I could be accused of "preaching to the choir" if I wrote to American Scientist readers about the profound and burgeoning relevance of science and engineering to global affairs and the domestic and foreign policies of nations. I'm confident you would agree that there should be a substantial presence of science and technology expertise in the Department of State and in foreign ministries. For the United States, regrettably, this has not been the case. Of course Ben Franklin and Thomas Jefferson were first-rate scientist-statesmen, but that was an exceptional era.
During World War II and the Cold War, attention to science and technology at the State Department waxed strongly, and as global environmental challenges heightened in the 1970s Congress created within the department the Bureau of Ocean and International Environmental and Scientific Affairs, which has carried a heavy burden ever since. In the ensuing years, however, competing demands for shrinking congressional appropriations have made deep inroads into the State Department's science and technology resources.
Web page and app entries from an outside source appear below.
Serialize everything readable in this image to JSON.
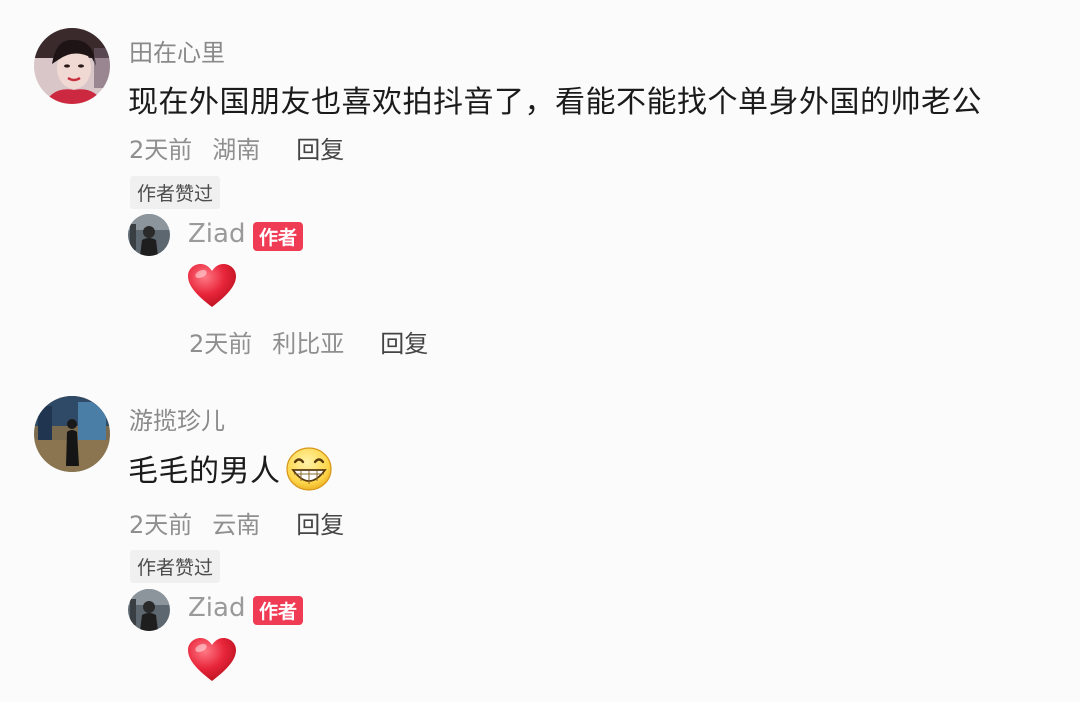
{
  "comments": [
    {
      "username": "田在心里",
      "text": "现在外国朋友也喜欢拍抖音了，看能不能找个单身外国的帅老公",
      "time": "2天前",
      "location": "湖南",
      "reply_label": "回复",
      "liked_label": "作者赞过",
      "author_reply": {
        "name": "Ziad",
        "badge": "作者",
        "emoji": "heart-icon",
        "time": "2天前",
        "location": "利比亚",
        "reply_label": "回复"
      }
    },
    {
      "username": "游揽珍儿",
      "text": "毛毛的男人",
      "emoji": "grinning-face-icon",
      "time": "2天前",
      "location": "云南",
      "reply_label": "回复",
      "liked_label": "作者赞过",
      "author_reply": {
        "name": "Ziad",
        "badge": "作者",
        "emoji": "heart-icon"
      }
    }
  ],
  "colors": {
    "badge": "#ef3c54",
    "heart": "#e8253a",
    "background": "#fbfbfb"
  }
}
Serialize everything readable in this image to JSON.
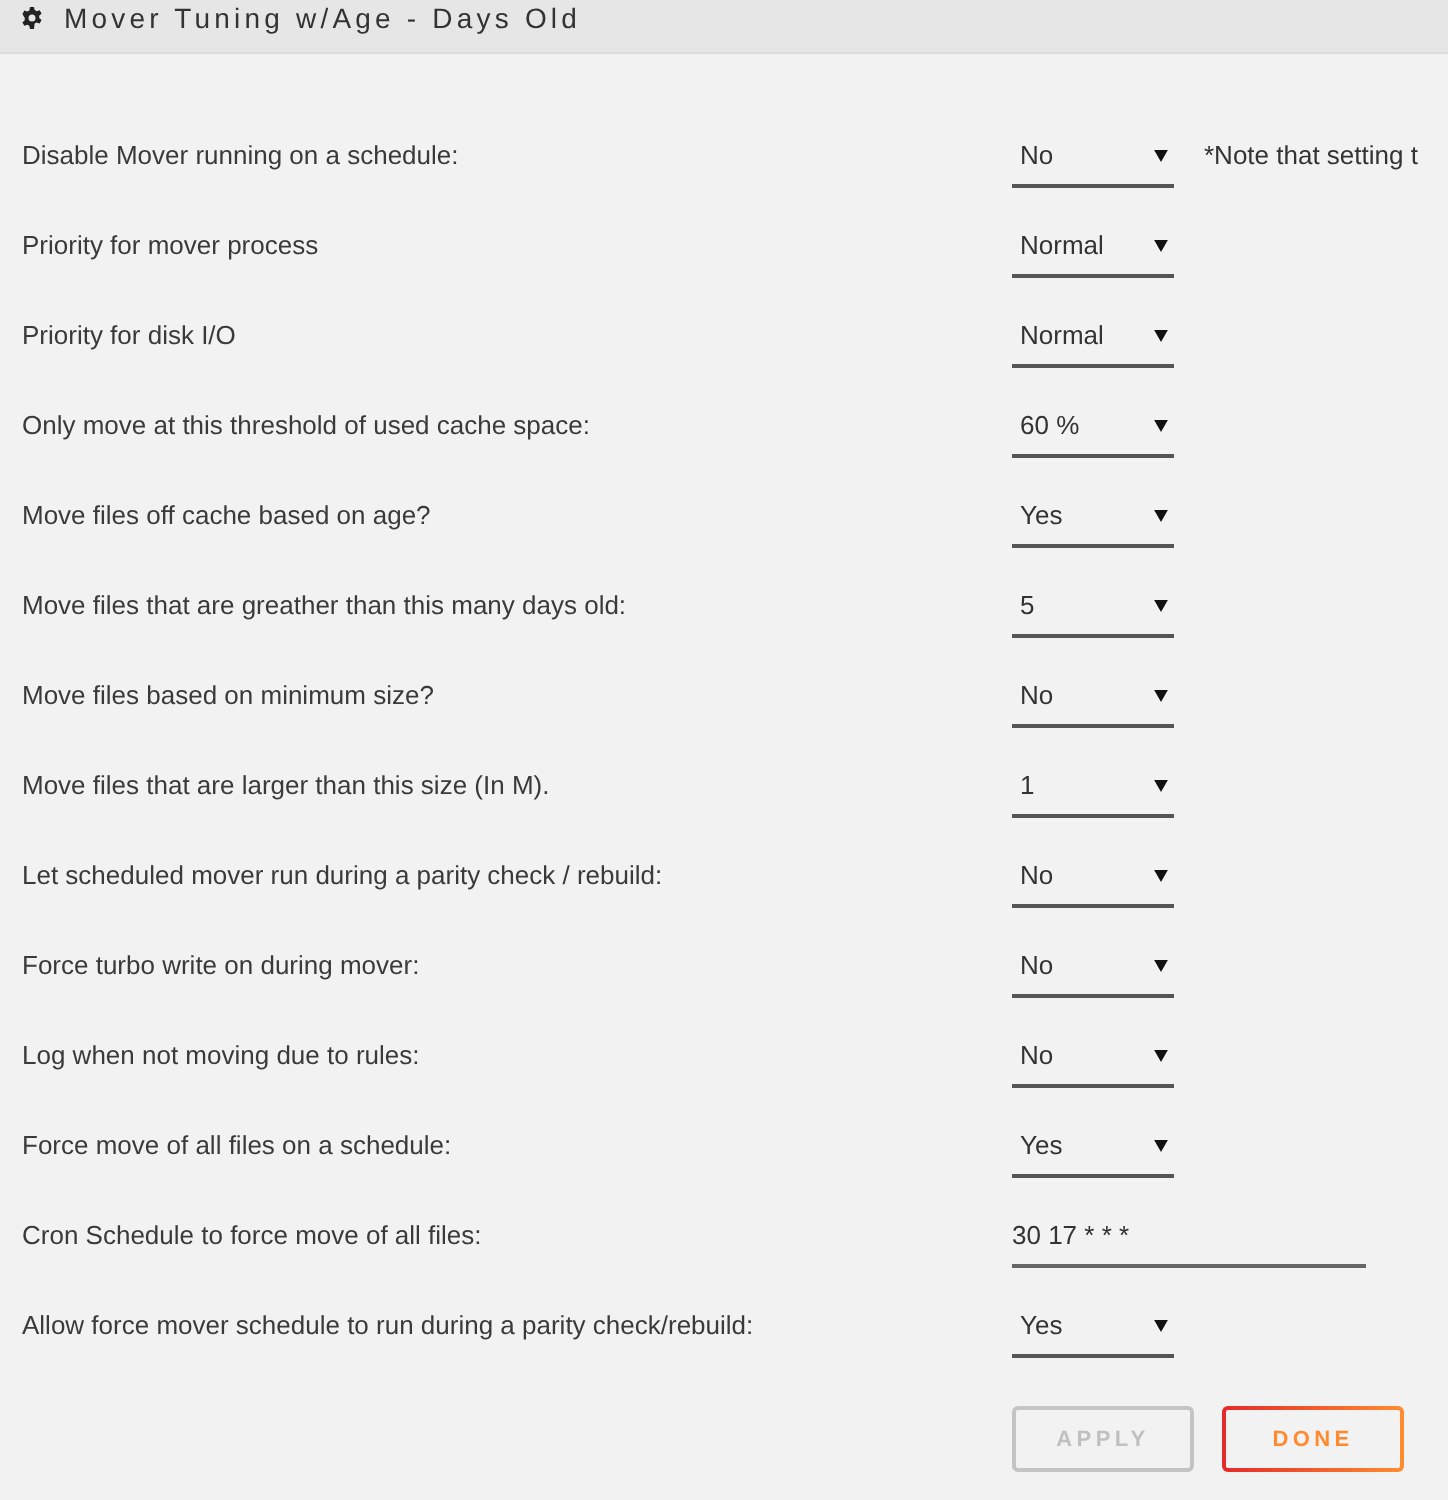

Reacting to mounting concern, partly from within the department and the White House and strongly from leaders in the science and technology community, Secretary Madeleine Albright in 1998 asked the National Research Council (the operating arm of the National Academies) to evaluate the situation and recommend how State could improve its technical capabilities in formulating and implementing foreign policy. The NRC panel was ably chaired by Robert Frosch, a past president of Sigma Xi. The panel's report, entitled "The Pervasive Role of Science, Technology, and Health in Foreign Policy," is available at http://www.nap.edu.
Now, after nearly a year of evaluation and recruitment, State has taken definitive action: As conditions permit, science officers will be placed at key embassies. Recruitment for Foreign Service Officers is being broadened to include scientists and engineers, and training courses at the Foreign Service Institute will give greater emphasis to science and technology issues.
The most important single step is the appointment in September of Norman Neureiter as Science and Technology Advisor to the Secretary. He will serve the needs and opportunities across the Department. Secretary Albright's excellent choice bodes well for the Department and the U.S. Dr. Neureiter, who holds a Ph.D. in chemistry, brings a rich variety of experiences and skills to this demanding and exciting post, having served as a researcher at Exxon and in senior positions at Texas Instruments as well as posts at the National Science Foundation, the U.S. Foreign Service and the White House Office of Science and Technology. He also reads and speaks seven languages!
The scientific community is very fortunate that Norman has interrupted his "retirement" to take the position. Now our job is to support the new effort. First, we need to help the Department more readily access the community's human and knowledge resources. For the members of the community this implies personal actions that include giving scientific advice, steering promising graduates toward Foreign Service and postdoctoral appointments, and accepting temporary assignments. We need to facilitate a functional information network so that those who are responsible for foreign policy can access the best advice possible. Second, as the old saying goes (in reverse): "happiness can't buy money." We need to spread awareness that the deep erosion of financial support for the State Department, unless corrected, will severely hinder its ability to lead in the 21st century.
Congratulations to Bob Frosch and the NRC Panel, many thanks to Secretary Albright for her leadership, and very best wishes to Norman Neureiter. Carpe diem!
John H. Gibbons
President, Sigma Xi